Sections

Treasury to take CPI case to Supreme Court, pensions group predicts

Related images

  • Treasury to take CPI case to Supreme Court, pensions group predicts

UK - A campaign group challenging the UK government on a "devastating" switch in pension indexation has said it had "no doubt" the Treasury would bring the case before the Supreme Court if it lost the current Court of Appeal hearing.

John Amos, deputy director general of the Civil Service Pensioners' Alliance (CSPA), predicted the Treasury would take the issue to the country's highest court if it lost the current appeals hearing, which concluded on Tuesday.

The organisation is disputing the legality of a switch from the retail prices index (RPI) to the consumer prices index (CPI) as a measure of indexation, arguing that it did not sufficiently protect retirees' income as required by law.

Speaking of this week's hearing, Amos told IPE: "In the court, you get down to how many angels can dance on the head of a pin, but our lawyers made a good stab at the case, and the judges, clearly, understood it all."

He also argued that Treasury lawyers had faced a "more critical" questioning than those representing the CSPA's interests.

The changes were announced by the current government in 2010, with the National Association of Pension Funds warning that it risked creating an investment mismatch due to an absence of CPI-linked gilts.

The government, meanwhile, argued that CPI reflected a pensioner's inflation exposure more accurately, as it excluded housing costs, while critics viewed it as a cost-cutting measure to bring down the expense of public sector pensions.

Amos insisted that CPI did not accurately measure general price movements, as the method of calculation assumed that if prices went up, the public would simply shift to more affordable products.

He also highlighted that the Royal Statistical Society has voiced concerns about the use of CPI for indexation purposes.

He said the government had approached the change from the wrong perspective, with lawyers from the CSPA arguing that the Treasury had "put the economic cart before the statutory horse".

"The way we have read all the evidence given by civil servants in witness statements, it is quite clear to us the Treasury made the decision to make the savings and then constructed the argument subsequently," he said.

Amos, however, did not doubt the government's resolve to see the change backed by court.

"I have no doubt that, if we win, the government will go to the Supreme Court," he said.

The CSPA's general secretary Mike Duggan previously insisted the switch would have a "devastating effect" on pensioners.

Several unions backed the unsuccessful court case when it was brought in the High Court last year, with Unison insisting last week that the switch "unfairly targeted" pensioners in an effort to pay off a government deficit they had not caused.

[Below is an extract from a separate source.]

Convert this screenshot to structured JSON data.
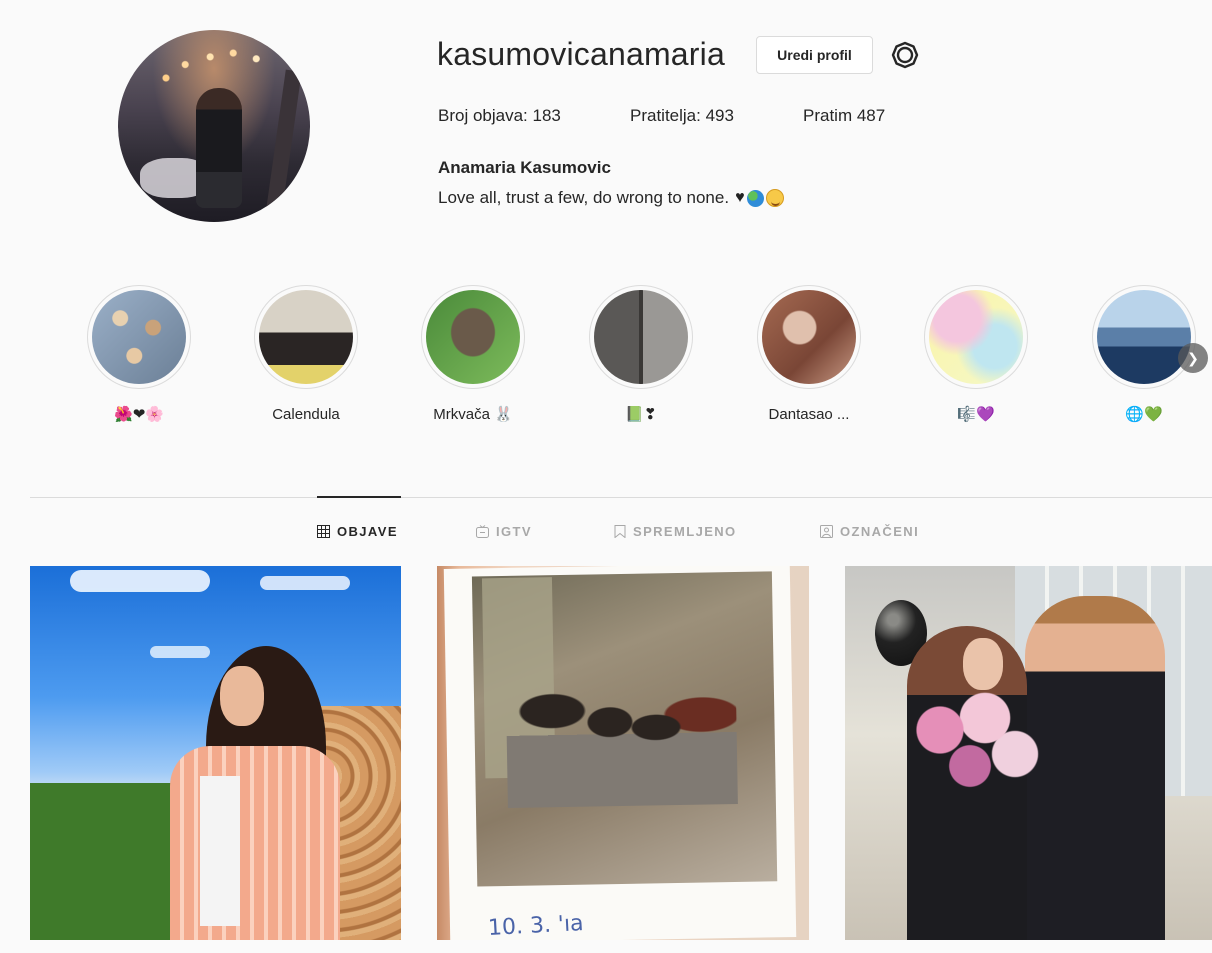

A House of Commons debate on the matter has been scheduled for next week, after an online petition exceeded the government-mandated 100,000 signature threshold.

Have your say

You must sign in to make a comment